Metrosideros polymorpha Hawaii, Maui, Oahu, Kauai, Molokai, Lanai
Metrosideros tremuloides Oahu – Koolau Mtns – Nuuanu, Manoa, Waahila
Metrosideros rugosa Oahu – Koolau Mtns – Kalihi, Palolo
Metrosideros macropus Oahu – Koolau Mtns – Aiea, Poamoho
Metrosideros waialeale Kauai – Mount Waialeale, Kanaele Bog
“Polymorpha” means “many forms” after the myriad of forms the plant can take. Ohia lehua can be tall straight trees in dry forests, stunted shrubs in montane bogs, or giant “walking lehua” in rainforests. Polymorpha is endemic to the Hawaiian Islands and has adapted itself to almost every ecological zone from sea level to 7,000 feet elevation.
It is believed that ohia lehua evolved from an ancestral polymorpha from New Zealand which found its way to the Hawaiian islands in the distant past. It then adapted and evolved itself to local conditions.

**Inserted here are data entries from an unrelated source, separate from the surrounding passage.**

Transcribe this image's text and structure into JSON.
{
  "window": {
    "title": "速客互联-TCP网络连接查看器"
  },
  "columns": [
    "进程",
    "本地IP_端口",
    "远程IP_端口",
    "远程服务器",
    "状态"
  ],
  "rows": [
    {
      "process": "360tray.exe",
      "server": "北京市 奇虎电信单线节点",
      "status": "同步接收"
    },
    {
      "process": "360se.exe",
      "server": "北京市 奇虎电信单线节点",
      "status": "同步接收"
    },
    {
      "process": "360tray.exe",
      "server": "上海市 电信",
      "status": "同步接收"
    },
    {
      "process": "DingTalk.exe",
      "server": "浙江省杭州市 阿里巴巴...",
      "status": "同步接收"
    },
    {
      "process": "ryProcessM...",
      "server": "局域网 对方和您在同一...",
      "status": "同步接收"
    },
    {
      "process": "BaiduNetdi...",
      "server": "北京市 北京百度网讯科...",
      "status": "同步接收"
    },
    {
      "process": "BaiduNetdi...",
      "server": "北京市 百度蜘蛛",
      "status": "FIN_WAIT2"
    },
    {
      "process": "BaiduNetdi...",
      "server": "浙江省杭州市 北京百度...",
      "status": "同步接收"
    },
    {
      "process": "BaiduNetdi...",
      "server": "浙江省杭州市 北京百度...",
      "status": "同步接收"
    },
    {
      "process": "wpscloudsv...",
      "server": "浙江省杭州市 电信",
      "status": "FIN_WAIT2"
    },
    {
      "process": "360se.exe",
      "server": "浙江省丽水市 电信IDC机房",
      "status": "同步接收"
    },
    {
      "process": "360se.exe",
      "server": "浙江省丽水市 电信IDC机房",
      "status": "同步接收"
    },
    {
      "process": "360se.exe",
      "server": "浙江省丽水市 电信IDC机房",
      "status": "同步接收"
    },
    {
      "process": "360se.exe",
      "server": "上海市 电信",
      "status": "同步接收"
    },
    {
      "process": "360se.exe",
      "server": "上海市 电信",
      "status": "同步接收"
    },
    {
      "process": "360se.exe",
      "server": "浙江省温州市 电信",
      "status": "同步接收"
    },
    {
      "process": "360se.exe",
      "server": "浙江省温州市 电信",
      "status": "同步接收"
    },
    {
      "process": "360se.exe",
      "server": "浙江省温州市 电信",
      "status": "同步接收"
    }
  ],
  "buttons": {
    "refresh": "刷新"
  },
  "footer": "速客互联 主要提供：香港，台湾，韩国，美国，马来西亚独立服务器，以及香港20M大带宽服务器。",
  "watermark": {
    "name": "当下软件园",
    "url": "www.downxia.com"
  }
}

The pom-pom shaped blossom is actually a cluster of flowers that have long stamens and pistils. Red is by far the most common color but lehua come in a broad spectrum of red-orange-yellow hues including crimson, salmon, peach, and lemon. Some flowers have multiple colors. Oral tradition speaks of white lehua and people claim to see it, but science has not validated its existence. White lehua is the “big foot” of Hawaii.
Polymorpha has short petioles (leaf stems) that enable the leaves to form little rosettes. Young leaf rosettes, known as “liko” in Hawaiian are used in leis for their attractive shape and color. Lehua blossoms are also a favorite flower in leis.
Some forms of ohia lehua have evolved far away enough from polymorpha for botanists to declare them a distinct species–they have classified the various forms of ohia lehua into 5 species.
Many thanks to The Nature Conservancy for letting me visit their their Kona Hema Preserve on the Big Island to photograph the photo of polymorpha above.
Tremuloides or ahihi has pointed leaves, long red leaf stems (petioles), and its leaves do not form rosettes. Slender branches of ahihi often extend themselves outward and assume a weeping form. The flower buds of ahihi often do not grow in tight clusters together–the buds are spread apart. As a result, the flowers cannot achieve the classic pom-pom shape–the pom-pom has “holes”. Ahihi is endemic to the island of Oahu. This photo was taken from the Awaawaloa Trail that leads to the Koolau Summit from Waahila State Park.
Rugosa or Lehua Papa has round pointed leaves that are deeply furrowed. Lehua papa has short leaf stems (petioles) that form tight rosettes. The entire progression of leaf growth is shown in this photo–from leaf buds (muo) to young leaves (liko) to dark green leaves with prominent furrows. Lehua papa is also known for fine bronze hairs on the backside of its leaves. Lehua Papa is endemic to the island of Oahu. This photo was taken on the Koolau Summit Ridge overlooking Kaau Crater (and Palolo Valley) and Maunawili.
Macropus has long broad pointed leaves that do not form rosettes. It also has curious leafy growths that start out as leaf bud sheaths. In this photo of macropus, you can see the unusual curly leafy growths on the new light green leaves to the right of the yellow lehua. All the macropus flowers I have seen are yellow but I according to the Manual of Flowering Plants of Hawaii, they can be red too. Macropus is endemic to the island of Oahu. This photo was taken at along the Aiea Ridge trail that leads to the Koolau Summit.
Waialeale has long pointed leaves and long petioles (leaf stems) that do not form rosettes. Waialeale is endemic to Kauai. It lives at Mount Waialeale which averages 460 inches of rain a year and on the mountain ridges overlooking Kalaheo. This photo was taken above Kalaheo between the Alexander Reservoir and Kanaele Bog on Kauai.
Many thanks to The Nature Conservancy for taking me to Kanaele Bog and to the National Tropical Botanical Garden for letting me stay at their facilities and confirming that the specimen is waialeale.